Work to be completed: For the listing below, give the number of lines that include "topic" and add nothing to it.

···

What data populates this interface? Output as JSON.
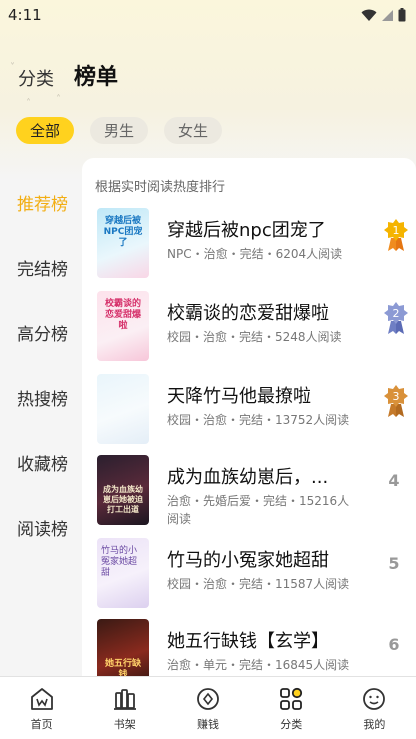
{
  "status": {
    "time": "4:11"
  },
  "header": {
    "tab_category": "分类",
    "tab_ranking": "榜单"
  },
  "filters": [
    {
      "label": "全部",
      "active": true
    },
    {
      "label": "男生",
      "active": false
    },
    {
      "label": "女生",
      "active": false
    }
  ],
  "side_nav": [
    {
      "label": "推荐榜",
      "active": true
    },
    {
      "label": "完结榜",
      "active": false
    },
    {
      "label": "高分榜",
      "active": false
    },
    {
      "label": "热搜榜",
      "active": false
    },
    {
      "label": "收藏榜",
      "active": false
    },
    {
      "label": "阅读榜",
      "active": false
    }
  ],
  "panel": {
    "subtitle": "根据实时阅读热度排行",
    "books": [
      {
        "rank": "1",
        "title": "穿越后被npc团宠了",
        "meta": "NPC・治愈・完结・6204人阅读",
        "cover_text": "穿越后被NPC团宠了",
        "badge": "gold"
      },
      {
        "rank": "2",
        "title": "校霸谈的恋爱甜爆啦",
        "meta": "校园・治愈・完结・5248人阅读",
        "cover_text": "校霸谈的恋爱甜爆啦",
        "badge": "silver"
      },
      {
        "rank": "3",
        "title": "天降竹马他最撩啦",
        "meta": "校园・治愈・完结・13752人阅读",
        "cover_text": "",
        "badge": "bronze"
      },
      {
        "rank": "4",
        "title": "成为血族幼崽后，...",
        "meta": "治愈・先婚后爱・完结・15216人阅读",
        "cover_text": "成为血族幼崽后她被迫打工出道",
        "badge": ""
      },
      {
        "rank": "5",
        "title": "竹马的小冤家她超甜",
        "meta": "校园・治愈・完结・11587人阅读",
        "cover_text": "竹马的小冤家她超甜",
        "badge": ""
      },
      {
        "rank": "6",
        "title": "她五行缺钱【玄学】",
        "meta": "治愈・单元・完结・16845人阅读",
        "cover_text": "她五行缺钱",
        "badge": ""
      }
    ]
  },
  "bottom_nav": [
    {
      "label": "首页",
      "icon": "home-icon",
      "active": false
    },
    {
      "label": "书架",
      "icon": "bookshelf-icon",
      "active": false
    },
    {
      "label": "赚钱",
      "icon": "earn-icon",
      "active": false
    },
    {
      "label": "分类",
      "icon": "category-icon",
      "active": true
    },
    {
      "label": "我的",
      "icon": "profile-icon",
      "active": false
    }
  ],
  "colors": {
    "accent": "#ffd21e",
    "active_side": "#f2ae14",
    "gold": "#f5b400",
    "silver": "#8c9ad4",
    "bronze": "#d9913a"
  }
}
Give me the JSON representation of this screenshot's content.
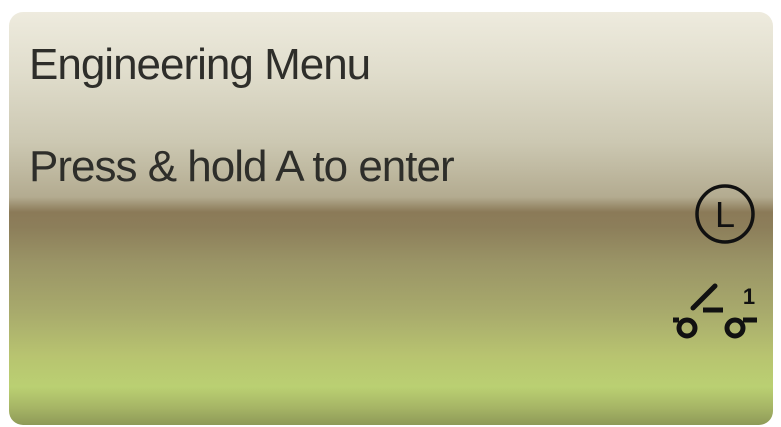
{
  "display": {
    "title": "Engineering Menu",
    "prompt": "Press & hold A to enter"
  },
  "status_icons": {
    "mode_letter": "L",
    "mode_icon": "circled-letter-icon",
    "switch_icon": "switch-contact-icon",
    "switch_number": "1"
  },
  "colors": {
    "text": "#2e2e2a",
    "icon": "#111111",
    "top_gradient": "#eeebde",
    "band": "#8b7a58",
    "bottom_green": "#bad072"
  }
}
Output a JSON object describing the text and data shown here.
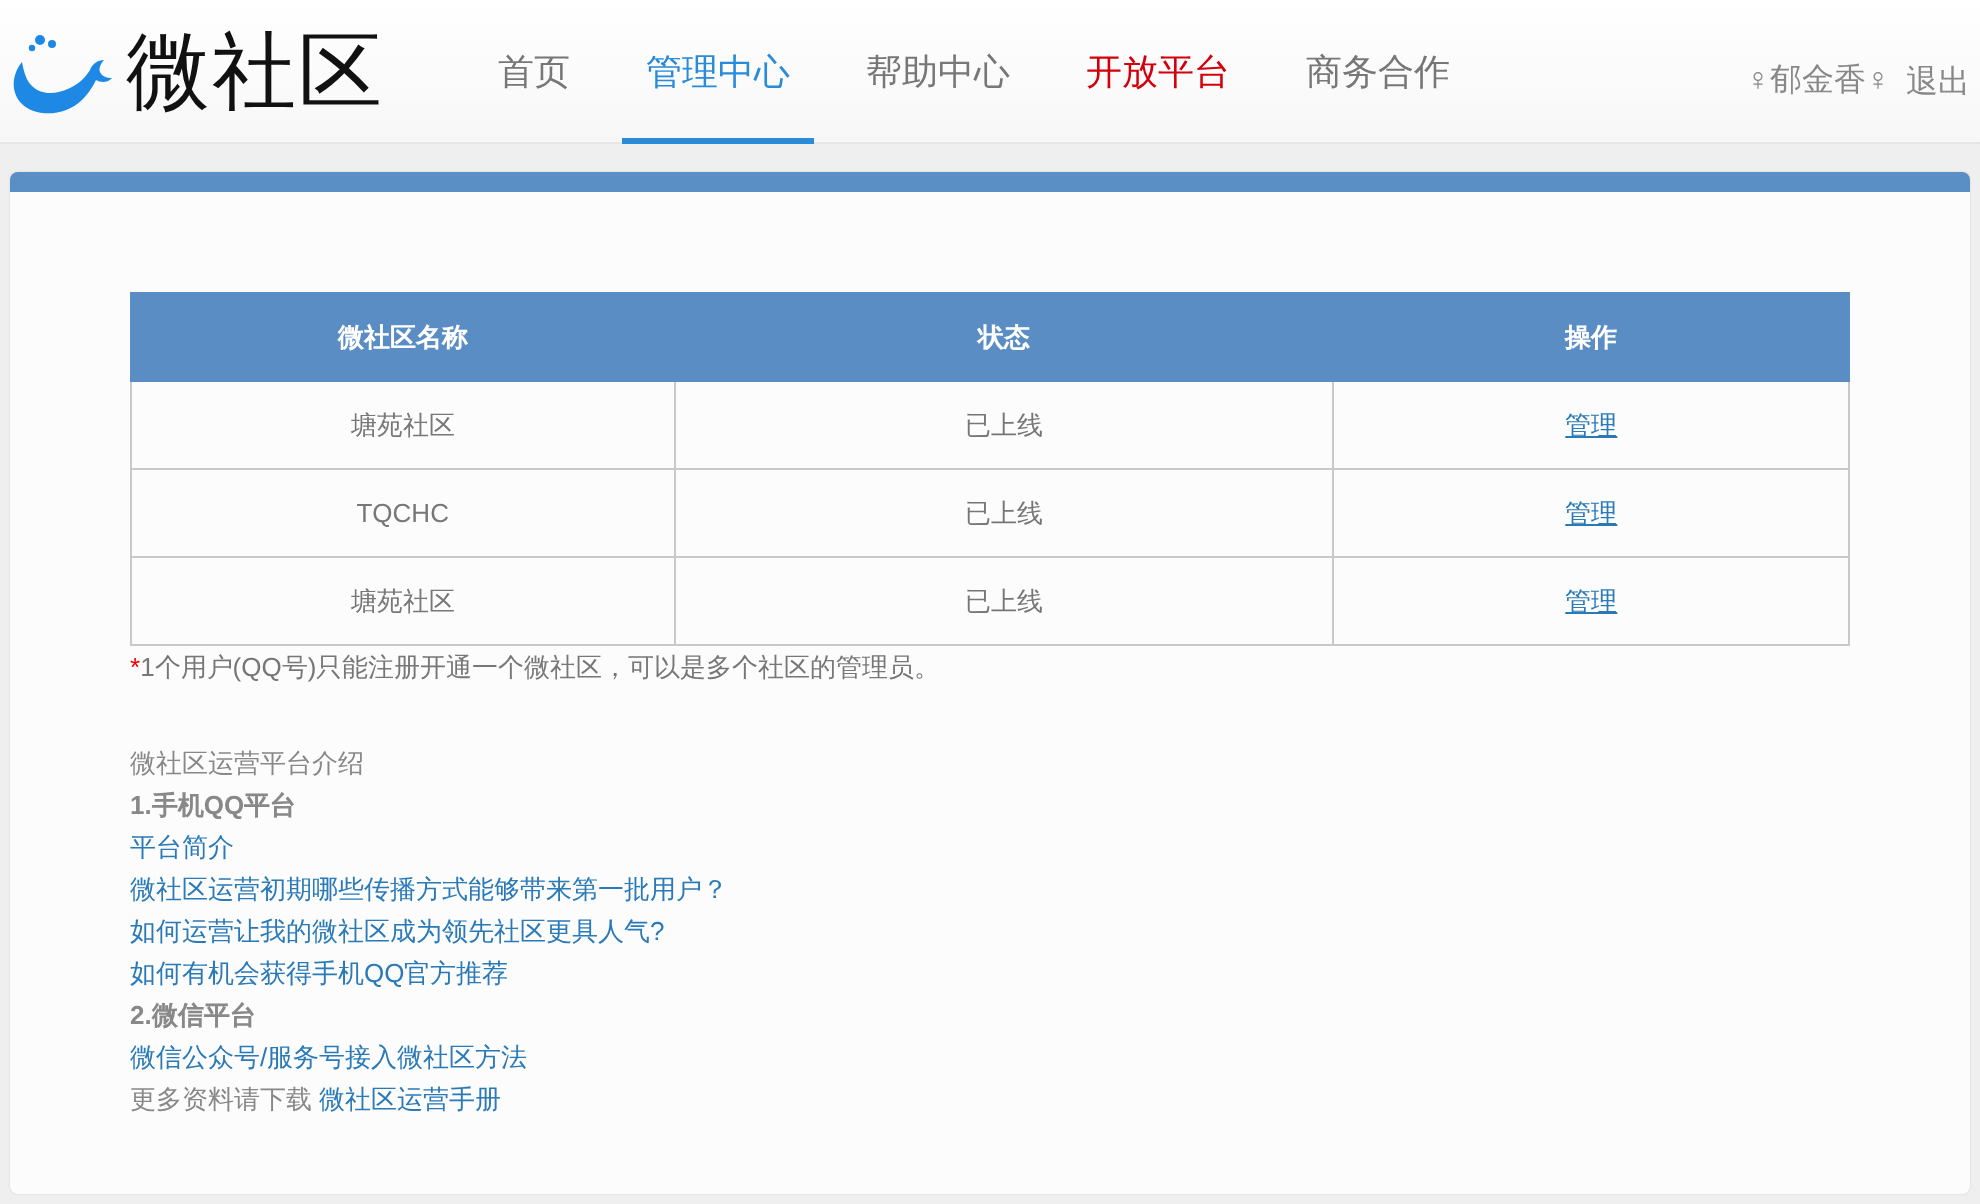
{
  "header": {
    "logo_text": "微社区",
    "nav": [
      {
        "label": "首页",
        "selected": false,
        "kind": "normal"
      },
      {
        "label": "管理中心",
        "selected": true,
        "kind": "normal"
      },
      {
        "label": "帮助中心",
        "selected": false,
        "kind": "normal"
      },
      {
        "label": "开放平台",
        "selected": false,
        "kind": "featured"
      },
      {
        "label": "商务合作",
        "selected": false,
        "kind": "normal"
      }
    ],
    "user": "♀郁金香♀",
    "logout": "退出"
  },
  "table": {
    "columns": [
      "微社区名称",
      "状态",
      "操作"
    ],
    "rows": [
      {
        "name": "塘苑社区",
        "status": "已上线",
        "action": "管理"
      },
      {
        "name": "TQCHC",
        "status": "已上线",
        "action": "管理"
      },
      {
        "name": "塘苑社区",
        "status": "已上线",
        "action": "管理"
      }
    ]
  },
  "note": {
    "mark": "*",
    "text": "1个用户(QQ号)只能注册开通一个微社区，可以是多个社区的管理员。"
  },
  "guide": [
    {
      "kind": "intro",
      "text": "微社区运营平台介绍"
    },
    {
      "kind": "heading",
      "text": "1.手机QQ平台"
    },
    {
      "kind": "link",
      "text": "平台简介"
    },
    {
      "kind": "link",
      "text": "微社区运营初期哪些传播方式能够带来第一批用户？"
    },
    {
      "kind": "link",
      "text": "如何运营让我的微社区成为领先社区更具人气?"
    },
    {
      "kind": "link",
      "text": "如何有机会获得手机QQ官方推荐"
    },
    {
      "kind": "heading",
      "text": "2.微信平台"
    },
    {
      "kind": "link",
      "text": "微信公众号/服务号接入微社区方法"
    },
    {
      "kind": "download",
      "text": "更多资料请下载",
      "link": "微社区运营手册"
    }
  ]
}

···

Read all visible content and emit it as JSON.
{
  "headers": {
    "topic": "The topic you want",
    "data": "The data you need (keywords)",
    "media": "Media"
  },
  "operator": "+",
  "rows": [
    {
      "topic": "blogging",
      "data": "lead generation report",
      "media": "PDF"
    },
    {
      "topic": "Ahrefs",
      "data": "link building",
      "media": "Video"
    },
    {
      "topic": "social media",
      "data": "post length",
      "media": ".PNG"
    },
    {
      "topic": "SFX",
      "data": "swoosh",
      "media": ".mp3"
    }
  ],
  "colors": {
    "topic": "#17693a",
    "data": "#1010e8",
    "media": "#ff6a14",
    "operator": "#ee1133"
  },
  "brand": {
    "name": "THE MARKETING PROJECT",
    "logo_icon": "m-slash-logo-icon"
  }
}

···

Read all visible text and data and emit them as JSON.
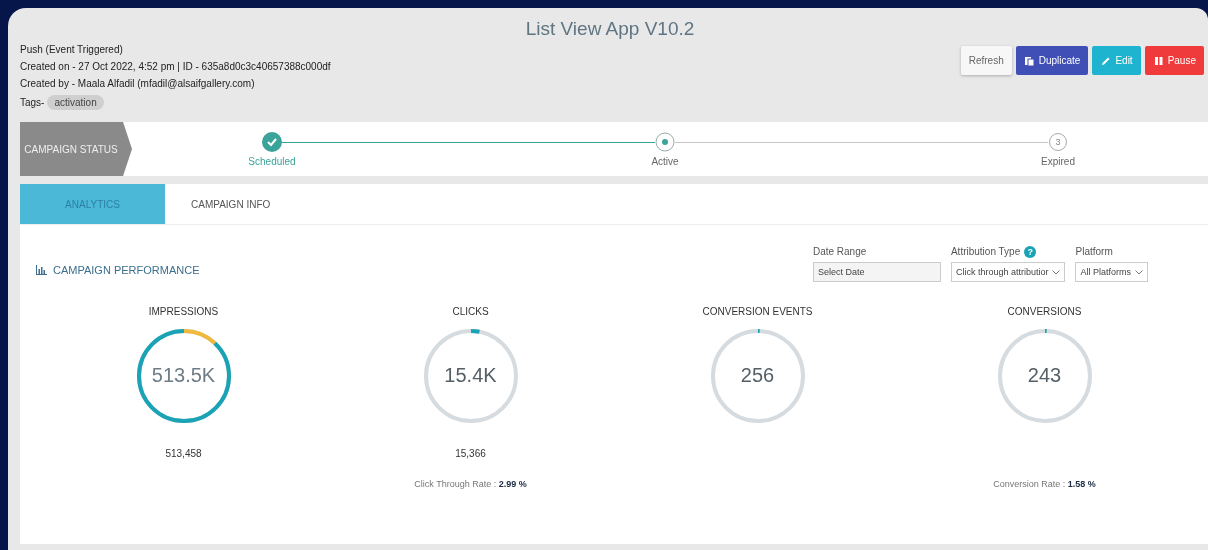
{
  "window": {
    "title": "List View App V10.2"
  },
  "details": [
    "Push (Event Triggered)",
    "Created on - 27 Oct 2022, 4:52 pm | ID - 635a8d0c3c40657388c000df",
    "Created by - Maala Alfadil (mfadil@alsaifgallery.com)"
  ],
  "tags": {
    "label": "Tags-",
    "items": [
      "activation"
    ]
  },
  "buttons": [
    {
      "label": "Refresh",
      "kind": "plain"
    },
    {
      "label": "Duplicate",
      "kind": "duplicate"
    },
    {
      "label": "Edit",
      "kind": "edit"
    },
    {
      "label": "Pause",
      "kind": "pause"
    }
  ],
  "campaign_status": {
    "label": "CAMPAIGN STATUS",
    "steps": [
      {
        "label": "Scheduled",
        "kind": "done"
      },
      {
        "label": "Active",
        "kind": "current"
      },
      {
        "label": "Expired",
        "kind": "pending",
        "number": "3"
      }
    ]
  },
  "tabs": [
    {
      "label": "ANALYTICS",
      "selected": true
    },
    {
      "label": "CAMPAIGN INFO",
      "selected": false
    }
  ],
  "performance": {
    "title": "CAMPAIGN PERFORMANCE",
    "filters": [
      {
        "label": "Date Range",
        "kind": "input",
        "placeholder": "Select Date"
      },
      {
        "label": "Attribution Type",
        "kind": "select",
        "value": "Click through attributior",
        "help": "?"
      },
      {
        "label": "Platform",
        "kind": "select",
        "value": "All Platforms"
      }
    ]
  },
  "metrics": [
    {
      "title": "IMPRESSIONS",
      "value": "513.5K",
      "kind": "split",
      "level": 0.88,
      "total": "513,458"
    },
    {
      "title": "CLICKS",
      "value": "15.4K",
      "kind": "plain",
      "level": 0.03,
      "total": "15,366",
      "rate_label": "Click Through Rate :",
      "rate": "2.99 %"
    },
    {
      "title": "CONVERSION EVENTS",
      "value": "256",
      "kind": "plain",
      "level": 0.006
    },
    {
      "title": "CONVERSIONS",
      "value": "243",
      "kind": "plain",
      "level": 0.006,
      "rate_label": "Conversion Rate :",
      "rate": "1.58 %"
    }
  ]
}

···

Result of the exercise: 6